--- EXCERPTED DATA ---
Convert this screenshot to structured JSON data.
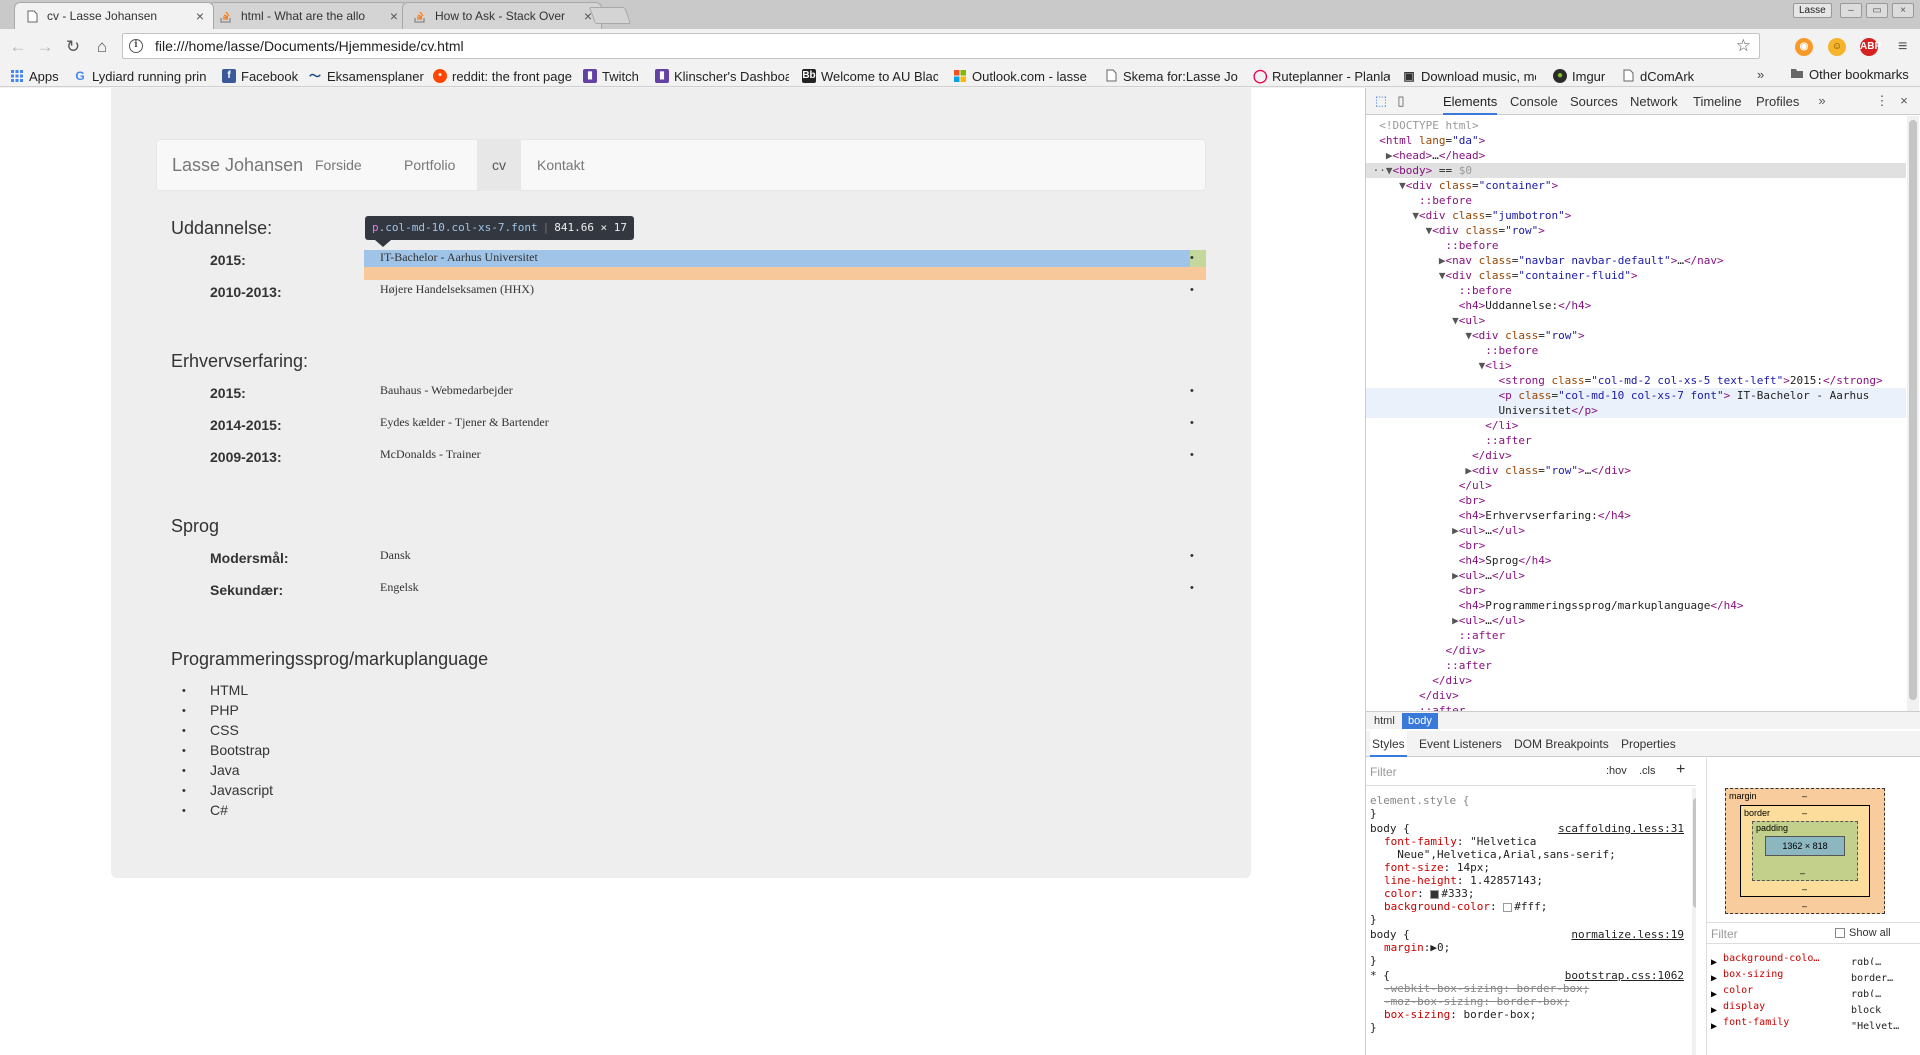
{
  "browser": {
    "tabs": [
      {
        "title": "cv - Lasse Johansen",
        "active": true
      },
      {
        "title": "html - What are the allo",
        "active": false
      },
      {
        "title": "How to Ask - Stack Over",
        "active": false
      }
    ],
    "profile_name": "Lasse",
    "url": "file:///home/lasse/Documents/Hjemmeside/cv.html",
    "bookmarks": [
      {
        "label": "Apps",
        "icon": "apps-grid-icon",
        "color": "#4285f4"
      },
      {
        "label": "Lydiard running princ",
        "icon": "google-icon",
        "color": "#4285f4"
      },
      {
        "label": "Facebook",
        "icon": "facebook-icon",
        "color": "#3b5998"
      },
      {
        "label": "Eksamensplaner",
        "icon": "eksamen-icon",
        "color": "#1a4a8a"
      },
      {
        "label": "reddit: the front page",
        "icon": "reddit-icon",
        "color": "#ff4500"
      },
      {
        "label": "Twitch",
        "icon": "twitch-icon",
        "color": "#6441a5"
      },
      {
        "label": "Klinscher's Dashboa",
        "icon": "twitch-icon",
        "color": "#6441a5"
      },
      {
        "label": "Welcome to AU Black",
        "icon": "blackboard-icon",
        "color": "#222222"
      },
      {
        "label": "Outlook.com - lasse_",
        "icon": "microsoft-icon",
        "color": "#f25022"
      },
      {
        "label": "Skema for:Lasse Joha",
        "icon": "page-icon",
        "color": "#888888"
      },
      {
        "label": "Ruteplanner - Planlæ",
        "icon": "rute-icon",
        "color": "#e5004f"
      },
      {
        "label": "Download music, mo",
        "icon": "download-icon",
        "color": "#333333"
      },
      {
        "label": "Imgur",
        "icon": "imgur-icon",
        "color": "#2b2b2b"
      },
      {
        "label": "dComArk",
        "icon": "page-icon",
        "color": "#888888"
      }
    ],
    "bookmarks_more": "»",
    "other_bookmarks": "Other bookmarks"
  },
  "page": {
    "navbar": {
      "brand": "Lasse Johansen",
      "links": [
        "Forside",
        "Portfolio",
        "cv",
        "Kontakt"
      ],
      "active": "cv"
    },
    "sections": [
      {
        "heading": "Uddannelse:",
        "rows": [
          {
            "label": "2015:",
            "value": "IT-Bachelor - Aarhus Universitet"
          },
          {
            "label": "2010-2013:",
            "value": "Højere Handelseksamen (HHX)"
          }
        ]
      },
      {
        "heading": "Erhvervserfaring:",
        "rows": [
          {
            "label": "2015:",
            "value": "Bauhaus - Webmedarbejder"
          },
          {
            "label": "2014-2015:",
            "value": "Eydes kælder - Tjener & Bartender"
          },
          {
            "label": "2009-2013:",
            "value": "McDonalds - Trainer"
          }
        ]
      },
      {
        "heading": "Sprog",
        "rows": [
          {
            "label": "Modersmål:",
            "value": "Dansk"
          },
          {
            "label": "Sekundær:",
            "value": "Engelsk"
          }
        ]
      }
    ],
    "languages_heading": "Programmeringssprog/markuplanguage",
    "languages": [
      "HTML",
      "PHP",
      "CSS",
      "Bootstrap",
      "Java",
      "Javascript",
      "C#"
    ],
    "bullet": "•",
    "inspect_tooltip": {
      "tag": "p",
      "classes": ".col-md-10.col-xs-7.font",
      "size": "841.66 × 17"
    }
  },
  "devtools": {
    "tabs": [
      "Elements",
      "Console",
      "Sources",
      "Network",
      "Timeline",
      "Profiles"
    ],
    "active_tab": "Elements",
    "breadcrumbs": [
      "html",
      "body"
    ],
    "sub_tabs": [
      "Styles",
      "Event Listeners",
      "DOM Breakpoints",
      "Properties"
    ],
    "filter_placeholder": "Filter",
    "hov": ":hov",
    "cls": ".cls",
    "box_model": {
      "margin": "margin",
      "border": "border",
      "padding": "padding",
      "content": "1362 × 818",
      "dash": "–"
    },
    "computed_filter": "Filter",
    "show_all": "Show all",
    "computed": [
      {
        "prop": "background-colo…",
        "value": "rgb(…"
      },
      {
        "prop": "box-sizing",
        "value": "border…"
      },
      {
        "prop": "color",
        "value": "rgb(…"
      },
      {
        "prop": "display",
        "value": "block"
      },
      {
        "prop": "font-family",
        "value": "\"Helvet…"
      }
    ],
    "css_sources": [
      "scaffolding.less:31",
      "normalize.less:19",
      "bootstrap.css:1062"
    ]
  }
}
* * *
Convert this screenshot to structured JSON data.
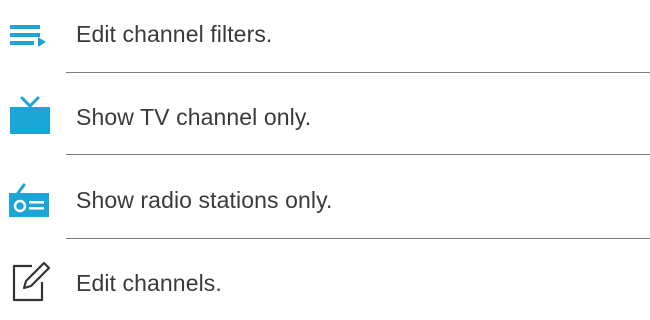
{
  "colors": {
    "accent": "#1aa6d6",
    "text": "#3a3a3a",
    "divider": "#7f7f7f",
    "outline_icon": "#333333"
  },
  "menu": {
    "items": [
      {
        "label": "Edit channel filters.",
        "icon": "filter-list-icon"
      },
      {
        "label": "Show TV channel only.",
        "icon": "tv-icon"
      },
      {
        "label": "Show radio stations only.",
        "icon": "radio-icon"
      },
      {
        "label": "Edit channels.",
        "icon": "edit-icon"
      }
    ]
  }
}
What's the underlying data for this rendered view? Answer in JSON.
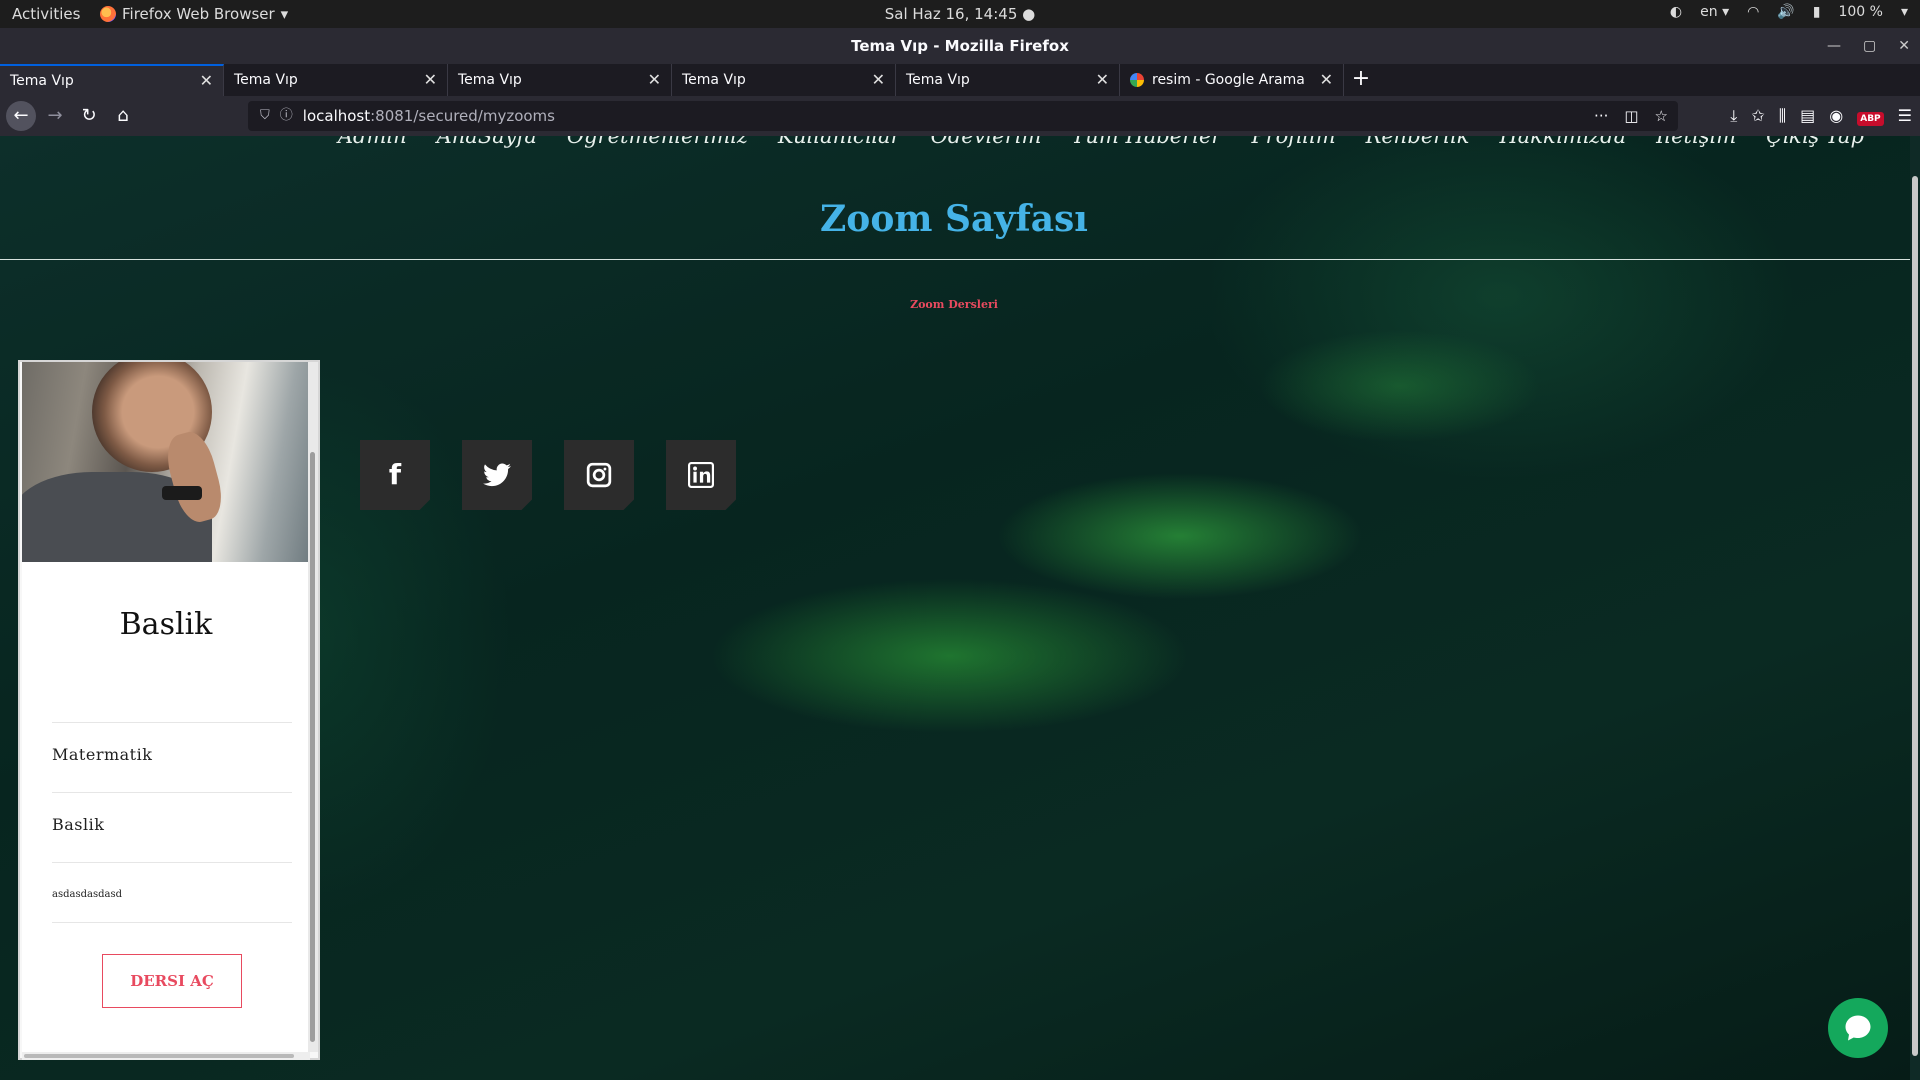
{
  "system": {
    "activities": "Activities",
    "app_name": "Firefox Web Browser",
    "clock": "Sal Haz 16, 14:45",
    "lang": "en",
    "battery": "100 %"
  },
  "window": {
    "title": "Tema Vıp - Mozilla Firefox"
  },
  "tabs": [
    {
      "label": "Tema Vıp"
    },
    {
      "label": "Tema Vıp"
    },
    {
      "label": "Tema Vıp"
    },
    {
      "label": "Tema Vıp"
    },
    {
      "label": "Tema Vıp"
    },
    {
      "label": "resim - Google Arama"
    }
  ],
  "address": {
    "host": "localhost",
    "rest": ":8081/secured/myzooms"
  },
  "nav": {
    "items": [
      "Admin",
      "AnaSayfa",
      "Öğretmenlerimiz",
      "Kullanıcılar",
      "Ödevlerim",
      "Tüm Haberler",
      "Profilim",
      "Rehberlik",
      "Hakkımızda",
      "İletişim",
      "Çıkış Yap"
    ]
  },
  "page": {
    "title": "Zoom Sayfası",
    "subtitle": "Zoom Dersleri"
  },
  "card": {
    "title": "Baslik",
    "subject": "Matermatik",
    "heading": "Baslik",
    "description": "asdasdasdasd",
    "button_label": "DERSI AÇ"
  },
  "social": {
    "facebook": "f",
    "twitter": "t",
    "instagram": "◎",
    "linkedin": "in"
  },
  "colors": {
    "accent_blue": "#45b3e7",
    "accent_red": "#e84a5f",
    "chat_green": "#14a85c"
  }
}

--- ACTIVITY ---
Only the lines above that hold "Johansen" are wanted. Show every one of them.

--- TASK SOLUTION ---
        "title": "cv - Lasse Johansen",
      "brand": "Lasse Johansen",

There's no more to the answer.